━━━ Material provided ━━━

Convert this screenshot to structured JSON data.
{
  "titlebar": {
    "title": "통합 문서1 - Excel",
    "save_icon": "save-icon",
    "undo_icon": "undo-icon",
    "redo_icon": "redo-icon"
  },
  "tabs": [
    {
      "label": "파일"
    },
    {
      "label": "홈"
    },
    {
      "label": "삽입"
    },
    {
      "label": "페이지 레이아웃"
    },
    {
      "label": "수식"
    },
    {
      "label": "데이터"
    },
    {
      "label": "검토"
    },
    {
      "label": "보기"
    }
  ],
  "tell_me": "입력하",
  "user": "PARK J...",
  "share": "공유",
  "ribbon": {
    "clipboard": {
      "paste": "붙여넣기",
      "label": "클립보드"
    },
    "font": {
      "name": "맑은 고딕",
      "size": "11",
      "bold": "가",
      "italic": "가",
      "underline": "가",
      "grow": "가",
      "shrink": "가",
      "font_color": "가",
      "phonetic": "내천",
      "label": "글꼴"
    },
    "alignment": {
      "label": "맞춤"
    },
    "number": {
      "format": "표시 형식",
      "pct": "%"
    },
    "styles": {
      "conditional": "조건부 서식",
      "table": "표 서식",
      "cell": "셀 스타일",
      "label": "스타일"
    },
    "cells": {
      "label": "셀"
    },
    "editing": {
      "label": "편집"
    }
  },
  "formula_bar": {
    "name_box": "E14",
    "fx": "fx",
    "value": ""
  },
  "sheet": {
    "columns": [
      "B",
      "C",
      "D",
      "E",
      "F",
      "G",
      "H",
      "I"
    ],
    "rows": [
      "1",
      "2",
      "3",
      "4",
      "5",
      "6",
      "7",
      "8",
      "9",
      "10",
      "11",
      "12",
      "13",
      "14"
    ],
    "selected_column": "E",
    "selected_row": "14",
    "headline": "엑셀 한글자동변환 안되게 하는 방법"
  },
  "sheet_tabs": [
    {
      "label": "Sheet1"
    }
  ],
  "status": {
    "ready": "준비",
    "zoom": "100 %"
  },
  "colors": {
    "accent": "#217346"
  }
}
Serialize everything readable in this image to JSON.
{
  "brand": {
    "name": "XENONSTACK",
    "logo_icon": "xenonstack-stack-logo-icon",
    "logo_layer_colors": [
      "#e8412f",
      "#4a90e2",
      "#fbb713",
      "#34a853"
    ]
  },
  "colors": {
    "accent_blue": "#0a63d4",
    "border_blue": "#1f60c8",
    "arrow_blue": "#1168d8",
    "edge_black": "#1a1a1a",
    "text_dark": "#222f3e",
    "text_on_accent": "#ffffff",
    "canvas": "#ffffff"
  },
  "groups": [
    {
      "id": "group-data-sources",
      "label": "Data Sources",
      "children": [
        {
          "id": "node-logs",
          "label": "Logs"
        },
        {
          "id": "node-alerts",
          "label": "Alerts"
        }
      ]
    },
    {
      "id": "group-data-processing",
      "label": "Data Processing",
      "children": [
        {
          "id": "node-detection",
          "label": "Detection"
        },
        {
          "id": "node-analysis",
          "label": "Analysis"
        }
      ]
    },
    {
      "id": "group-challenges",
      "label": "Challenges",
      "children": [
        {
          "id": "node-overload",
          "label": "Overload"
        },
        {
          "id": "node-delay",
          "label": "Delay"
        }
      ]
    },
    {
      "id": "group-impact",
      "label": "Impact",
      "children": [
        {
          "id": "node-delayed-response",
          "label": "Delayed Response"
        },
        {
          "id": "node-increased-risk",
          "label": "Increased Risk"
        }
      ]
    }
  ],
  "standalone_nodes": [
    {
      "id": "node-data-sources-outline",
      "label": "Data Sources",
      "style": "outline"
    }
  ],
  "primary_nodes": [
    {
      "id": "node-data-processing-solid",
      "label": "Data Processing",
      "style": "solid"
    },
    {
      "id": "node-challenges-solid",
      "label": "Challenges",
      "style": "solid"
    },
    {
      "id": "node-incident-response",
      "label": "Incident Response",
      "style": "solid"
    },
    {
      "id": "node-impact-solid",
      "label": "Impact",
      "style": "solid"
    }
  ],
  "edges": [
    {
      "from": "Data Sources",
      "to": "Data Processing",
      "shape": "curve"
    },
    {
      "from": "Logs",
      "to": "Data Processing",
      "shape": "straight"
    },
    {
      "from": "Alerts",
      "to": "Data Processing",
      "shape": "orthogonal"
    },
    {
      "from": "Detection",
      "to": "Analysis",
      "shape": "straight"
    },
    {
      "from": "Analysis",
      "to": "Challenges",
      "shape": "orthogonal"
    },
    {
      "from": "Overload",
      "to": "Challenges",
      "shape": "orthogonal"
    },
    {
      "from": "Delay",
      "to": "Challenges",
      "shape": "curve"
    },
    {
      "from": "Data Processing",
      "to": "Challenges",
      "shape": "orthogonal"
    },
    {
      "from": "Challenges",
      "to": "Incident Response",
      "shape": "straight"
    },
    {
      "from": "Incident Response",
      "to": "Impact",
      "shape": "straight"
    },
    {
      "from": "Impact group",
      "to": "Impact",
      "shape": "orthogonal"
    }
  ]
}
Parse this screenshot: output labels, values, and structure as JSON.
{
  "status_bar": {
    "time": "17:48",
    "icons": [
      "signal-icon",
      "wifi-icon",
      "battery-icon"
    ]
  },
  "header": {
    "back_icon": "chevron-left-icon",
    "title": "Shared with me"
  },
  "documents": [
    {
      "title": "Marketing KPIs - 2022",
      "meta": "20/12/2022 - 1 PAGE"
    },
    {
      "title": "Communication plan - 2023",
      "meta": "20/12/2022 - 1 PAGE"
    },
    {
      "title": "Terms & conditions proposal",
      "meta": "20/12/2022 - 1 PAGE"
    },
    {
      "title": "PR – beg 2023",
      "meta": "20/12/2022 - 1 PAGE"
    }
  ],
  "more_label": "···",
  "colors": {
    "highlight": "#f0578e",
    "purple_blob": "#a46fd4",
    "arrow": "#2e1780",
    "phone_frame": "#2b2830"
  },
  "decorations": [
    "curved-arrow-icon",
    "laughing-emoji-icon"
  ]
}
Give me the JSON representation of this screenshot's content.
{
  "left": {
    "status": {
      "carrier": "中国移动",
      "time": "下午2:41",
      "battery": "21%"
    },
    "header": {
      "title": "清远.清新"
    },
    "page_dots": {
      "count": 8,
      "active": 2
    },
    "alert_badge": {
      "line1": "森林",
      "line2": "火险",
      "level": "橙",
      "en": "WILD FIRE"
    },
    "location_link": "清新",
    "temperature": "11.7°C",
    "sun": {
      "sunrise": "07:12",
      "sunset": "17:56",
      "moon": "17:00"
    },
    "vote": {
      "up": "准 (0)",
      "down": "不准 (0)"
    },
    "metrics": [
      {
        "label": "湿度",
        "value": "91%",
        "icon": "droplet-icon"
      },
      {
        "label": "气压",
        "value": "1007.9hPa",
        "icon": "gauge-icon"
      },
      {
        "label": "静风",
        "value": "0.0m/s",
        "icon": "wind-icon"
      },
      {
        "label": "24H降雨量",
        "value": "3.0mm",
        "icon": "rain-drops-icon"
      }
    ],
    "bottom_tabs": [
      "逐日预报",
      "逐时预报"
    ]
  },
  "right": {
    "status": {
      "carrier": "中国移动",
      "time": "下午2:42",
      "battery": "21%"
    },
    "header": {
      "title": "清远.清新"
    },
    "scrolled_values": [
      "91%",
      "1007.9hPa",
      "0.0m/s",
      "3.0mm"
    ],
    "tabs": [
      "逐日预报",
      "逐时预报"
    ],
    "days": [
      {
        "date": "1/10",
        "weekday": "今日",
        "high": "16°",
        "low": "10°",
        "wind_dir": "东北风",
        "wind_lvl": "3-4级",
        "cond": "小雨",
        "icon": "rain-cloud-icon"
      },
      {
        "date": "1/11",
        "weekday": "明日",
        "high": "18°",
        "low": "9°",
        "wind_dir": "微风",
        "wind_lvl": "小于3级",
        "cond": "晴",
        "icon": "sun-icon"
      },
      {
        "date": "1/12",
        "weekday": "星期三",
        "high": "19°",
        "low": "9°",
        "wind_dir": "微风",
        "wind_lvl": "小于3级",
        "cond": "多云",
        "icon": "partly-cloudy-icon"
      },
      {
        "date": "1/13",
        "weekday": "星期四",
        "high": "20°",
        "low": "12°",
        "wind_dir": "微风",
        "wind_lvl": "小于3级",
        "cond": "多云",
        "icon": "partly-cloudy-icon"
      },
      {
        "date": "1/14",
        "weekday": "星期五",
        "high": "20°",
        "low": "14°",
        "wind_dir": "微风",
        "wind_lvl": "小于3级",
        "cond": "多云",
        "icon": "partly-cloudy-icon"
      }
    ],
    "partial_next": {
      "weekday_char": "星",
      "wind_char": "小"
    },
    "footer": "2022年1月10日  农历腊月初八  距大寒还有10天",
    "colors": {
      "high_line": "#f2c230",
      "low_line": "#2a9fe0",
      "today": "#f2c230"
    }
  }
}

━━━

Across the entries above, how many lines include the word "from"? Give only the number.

● Exercise response
11